Ukraine Thwarts Sandworm Op Targeting Military Systems

Ukraine's State Security Service (SBU) announced it had blocked a Russian 'Sandworm' (ie GRU Russian military intelligence) effort to compromise its combat data exchange system. The SBU thinks the Russians captured Ukrainian tablets in the battlefield and then started to develop capabilities to compromise the broader network. The technical report indicates the Russians had been working on a suite of about ten different tools.

With Friends Like DPRK, Who Needs Enemies?

Cyber security firm SentinelOne has discovered a North Korean compromise of a sanctioned Russian missile development firm.

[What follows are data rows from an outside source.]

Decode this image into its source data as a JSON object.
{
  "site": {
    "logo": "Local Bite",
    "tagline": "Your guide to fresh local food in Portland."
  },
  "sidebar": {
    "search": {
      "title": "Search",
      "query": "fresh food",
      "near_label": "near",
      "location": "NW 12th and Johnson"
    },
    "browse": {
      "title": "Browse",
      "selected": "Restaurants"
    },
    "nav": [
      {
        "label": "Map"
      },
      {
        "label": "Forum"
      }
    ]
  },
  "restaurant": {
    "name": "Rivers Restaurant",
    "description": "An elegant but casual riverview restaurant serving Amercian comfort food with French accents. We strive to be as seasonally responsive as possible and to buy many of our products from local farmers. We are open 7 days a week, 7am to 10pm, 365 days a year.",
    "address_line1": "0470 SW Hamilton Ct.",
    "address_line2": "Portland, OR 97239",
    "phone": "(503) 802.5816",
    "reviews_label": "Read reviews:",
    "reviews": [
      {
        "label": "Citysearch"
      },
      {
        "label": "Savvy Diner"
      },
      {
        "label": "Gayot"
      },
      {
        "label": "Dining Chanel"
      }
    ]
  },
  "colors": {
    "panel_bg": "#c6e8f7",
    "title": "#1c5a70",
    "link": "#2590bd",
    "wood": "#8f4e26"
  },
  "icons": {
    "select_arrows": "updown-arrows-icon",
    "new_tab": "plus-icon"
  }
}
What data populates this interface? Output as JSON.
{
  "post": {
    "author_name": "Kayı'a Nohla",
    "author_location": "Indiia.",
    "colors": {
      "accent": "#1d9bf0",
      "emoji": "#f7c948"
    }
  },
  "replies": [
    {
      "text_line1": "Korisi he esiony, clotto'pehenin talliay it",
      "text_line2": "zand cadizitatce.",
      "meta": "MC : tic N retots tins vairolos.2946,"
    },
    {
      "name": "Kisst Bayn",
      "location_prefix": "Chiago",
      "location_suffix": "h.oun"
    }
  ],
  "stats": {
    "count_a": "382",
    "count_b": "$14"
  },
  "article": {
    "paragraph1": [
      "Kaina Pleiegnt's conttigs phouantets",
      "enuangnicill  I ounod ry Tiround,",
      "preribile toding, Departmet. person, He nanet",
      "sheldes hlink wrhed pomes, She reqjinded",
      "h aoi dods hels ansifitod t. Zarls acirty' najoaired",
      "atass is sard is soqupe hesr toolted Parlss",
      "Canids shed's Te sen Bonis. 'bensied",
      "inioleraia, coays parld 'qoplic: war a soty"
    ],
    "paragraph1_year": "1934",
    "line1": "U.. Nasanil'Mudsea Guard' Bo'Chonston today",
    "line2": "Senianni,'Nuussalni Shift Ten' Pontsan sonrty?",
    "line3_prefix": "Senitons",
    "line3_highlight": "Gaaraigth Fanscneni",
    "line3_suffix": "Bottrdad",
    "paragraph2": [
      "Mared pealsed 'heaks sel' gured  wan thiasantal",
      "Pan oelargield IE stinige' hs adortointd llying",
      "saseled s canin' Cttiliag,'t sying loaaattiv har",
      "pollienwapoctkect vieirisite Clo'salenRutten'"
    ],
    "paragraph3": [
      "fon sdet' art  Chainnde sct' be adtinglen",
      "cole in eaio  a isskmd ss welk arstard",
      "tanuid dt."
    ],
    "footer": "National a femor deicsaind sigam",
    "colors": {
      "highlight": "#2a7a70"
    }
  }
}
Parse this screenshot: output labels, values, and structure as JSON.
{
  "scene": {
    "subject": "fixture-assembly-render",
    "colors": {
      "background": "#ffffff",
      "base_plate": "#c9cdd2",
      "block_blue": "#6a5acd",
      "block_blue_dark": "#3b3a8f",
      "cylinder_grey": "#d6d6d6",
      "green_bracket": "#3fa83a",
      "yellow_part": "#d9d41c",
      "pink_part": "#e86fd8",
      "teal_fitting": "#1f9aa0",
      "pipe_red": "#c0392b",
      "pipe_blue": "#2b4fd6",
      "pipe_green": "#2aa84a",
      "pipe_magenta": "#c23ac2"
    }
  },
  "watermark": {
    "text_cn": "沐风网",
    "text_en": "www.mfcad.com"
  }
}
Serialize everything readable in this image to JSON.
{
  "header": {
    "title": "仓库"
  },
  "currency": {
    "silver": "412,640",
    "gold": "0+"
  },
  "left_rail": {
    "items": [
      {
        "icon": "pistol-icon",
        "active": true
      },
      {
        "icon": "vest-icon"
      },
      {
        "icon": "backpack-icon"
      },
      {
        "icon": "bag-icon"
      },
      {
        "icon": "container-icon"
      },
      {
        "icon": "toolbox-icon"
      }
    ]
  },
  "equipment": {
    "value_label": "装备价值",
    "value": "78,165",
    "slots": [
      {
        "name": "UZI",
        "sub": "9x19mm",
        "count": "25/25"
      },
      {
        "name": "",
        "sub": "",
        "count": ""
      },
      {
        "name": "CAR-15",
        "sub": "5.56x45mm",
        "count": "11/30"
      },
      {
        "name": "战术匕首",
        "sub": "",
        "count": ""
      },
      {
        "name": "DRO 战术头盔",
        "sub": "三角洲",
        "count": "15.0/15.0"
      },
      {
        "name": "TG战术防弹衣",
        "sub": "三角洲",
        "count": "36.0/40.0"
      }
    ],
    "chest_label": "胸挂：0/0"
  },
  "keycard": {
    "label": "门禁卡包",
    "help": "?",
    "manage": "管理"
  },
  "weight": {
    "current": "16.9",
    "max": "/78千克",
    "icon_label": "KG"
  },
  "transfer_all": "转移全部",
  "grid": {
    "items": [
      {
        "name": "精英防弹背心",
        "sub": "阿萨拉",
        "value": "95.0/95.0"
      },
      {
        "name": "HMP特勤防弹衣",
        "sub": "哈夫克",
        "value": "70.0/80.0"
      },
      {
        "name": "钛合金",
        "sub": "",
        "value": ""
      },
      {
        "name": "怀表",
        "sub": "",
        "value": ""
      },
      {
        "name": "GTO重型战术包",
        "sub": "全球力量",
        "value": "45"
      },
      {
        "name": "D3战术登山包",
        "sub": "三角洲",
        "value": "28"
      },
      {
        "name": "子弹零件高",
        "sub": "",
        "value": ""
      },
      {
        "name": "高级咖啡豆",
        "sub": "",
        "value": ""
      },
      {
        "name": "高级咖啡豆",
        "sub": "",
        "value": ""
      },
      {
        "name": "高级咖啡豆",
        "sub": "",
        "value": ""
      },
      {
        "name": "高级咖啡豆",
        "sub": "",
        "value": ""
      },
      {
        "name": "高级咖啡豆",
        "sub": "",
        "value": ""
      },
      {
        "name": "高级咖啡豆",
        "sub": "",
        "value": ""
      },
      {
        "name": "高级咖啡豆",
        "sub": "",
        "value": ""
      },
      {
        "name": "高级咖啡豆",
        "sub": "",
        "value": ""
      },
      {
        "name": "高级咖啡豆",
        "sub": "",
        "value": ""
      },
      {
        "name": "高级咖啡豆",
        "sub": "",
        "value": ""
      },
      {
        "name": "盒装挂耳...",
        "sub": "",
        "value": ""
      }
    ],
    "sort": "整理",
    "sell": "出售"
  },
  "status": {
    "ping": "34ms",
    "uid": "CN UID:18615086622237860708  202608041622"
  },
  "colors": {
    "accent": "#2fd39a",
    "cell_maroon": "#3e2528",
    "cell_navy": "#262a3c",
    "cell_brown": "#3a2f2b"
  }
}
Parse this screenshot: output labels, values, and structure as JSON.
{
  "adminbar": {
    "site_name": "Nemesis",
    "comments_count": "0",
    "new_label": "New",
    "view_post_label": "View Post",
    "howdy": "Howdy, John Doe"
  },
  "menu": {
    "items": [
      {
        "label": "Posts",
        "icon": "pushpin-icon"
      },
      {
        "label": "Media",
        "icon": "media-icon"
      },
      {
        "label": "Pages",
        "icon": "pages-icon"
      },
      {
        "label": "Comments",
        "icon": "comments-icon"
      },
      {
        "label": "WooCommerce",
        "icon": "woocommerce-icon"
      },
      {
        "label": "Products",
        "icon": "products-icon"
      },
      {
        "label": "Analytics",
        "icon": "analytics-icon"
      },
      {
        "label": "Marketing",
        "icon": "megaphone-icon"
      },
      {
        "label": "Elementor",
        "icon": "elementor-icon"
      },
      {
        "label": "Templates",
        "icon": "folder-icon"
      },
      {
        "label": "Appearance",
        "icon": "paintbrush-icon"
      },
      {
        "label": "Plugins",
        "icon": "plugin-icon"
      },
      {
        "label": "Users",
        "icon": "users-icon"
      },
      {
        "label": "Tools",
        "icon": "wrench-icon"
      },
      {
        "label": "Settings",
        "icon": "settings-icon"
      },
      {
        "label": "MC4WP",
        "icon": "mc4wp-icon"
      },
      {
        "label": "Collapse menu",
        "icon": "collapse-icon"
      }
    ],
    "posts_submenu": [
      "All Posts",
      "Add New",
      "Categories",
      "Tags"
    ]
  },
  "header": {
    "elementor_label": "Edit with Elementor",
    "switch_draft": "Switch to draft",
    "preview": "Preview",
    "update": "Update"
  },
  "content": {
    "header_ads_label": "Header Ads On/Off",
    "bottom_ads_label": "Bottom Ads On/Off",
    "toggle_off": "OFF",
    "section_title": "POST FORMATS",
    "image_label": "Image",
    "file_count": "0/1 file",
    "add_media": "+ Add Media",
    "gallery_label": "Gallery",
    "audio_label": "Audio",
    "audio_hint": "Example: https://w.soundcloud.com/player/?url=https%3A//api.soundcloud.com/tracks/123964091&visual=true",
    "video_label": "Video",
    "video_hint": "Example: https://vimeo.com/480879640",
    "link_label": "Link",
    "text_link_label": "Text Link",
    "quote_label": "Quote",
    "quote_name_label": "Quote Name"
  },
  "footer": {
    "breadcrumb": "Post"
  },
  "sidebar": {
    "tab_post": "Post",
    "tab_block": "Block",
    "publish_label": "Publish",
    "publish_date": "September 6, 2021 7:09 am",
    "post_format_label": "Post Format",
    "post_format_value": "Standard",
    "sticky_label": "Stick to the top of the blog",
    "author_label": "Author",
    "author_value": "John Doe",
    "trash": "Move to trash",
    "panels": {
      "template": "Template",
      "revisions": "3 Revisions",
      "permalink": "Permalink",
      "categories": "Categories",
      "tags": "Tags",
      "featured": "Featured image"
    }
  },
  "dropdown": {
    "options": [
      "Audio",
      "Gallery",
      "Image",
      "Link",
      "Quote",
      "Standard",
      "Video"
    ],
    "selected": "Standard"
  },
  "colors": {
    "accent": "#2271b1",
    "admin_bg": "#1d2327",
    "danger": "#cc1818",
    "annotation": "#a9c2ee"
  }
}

The firm, NPO Mashinostroyeniya, aka NPO Mash, had been infected with malware that had previously been attributed to two distinct DPRK-related actors. One malware targeted NPO Mash's Linux email server, another was a Windows backdoor. These capabilities are complementary, but it's not clear what this tells us about the actors involved. Are they working together or sharing tools? Really just one group? Separately tasked? Who knows.

SentinelOne was able to discover the breach because an NPO Mash IT employee (presumably accidentally) uploaded an email archive to what Reuters described as a "private portal used by cybersecurity researchers worldwide".

Risky Biz Talks

You can find the audio edition of this newsletter and other fine podcasts and interviews in the Risky Biz News feed (RSS, iTunes or Spotify).

In our last "Between Two Nerds" discussion Tom Uren and The Grugq look at China's evolving espionage playbook.

From Risky Biz News:

Bitfinex hack: A New York man arrested last year for laundering cryptocurrency from the Bitfinex hack has admitted, in an unexpected turn of events, to being the hacker behind the incident. Ilya Lichtenstein's guilty plea comes seven years after he hacked the company in 2016, and stole almost 120,000 Bitcoin. The stolen funds were worth $71 million at the time of the hack but are now worth more than $4.5 billion. Lichtenstein was detained in February 2022, together with his wife, Heather Morgan. Morgan pleaded guilty to money laundering charges but said she didn't find out about the hack until 2020, at which point she helped her husband cover the crime. The couple's arrest drew intense media coverage in 2022 due to Morgan using some of her acquired wealth to finance a rapper career.

Seriously Risky Business covered the couple's indictment previously, although at the time it wasn't clear who was responsible for the hack.

Russian "hacktivism," part I: Italy's cybersecurity agency says that a wave of DDoS attacks has impacted the public websites of several Italian government agencies, banks, and other private businesses on Monday. The DDoS attacks took place as Italian Prime Minister Giorgia Meloni visited Kyiv this week, where she announced a sixth military aid package to Ukraine. A Russian "hacktivist" group named NoName057(16) took credit for the attacks, accusing Italy of rUsSoPhObIa. The DDoS attacks targeting Italy come after the group previously targeted Spain the previous weeks. [Additional coverage in ANSA]

Russian "hacktivism," part II: Totally-not Russian "hacktivist" group Anonymous Sudan has issued threats of "reprisals" if France decides to send military troops to Niger to restore the country's democratically-elected government and overthrow a small Russian-backed military junta that has taken control of the African country. [Additional coverage in Le Parisien]